Rickey Dixon wore a smile as big as Oklahoma's 8,750 square-foot video board could illustrate it.
As of this December, the former Sooner safety will be included in the College Football Hall of Fame. And the university he attended from 1984-87 and the National Football Foundation honored his upcoming induction during halftime of OU’s opener against Houston on Sunday.
"In a long line of Oklahoma greats, Rickey Dixon stands out as one of the best defensive players to ever suit up for the Sooners," said NFF President & CEO Steve Hatchell in a release. "He helped the team to a national title and set multiple school and conference records along the way. We are thrilled to honor him at Memorial Stadium."

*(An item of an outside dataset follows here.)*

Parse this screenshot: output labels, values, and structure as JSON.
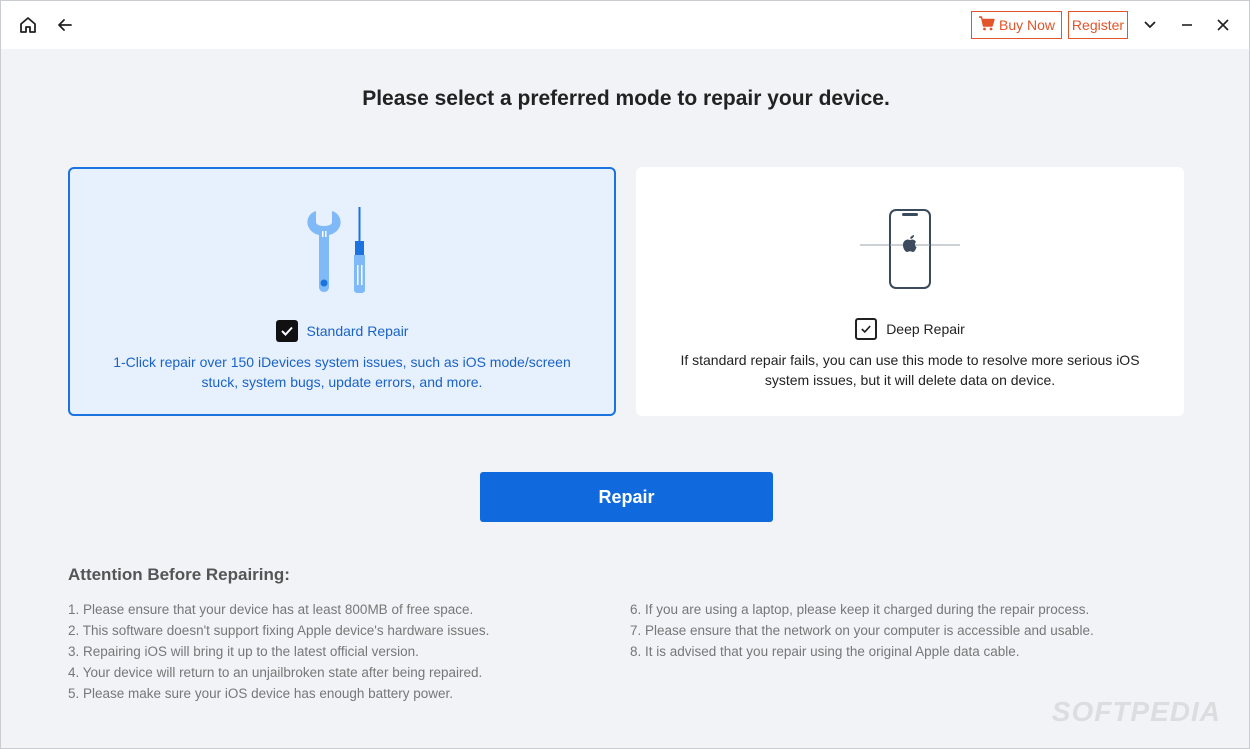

The only hiccup for Sunday’s presentation was Dixon, who’s battling Amyotrophic Lateral Sclerosis, couldn’t be on the field for the presentation.
The 5-foot-11 defensive back still made his presence felt to the 84,534 people at Gaylord Family-Oklahoma Memorial Stadium.
“For Rickey, this school is full of people that have overcome the odds and tough things in their life and he certainly personifies that,” said OU coach Lincoln Riley. “I haven't got a chance to be around him as much as I would've liked to but certainly really proud and happy for him.”
Lorraine Dixon, Rickey’s wife, and his children — Rickey Jr., Cameron, Brittanney and Alana — represented the Dallas native on Owen Field. They were joined by Dixon’s former Sooner teammates, who carried his jersey to midfield, and his head coach, Barry Switzer.
The crowd roared as OU honored the 52 year old, who played in the NFL from 1988-93. But the noise raised to another level as OU’s video board showed a live shot of Dixon, who was inside Switzer’s home during the game.
The hall-of-fame inductee donned his 1988 Orange Bowl jersey and smiled to the camera as spectators audibly showed their appreciation for him.
Under Switzer, Dixon developed into a national champion in 1985, consensus All-American in 1987 and a first-round NFL draft pick in 1988.
While none of OU’s players were alive during Dixon’s playing days, the current Sooners have been able to learn and understand Dixon’s career.
“We've talked with it a little bit with our team,” Riley said. “It's one of those things, it's hard to get a pure sense of it. The story itself is pretty amazing and what a great thing with him being honored.”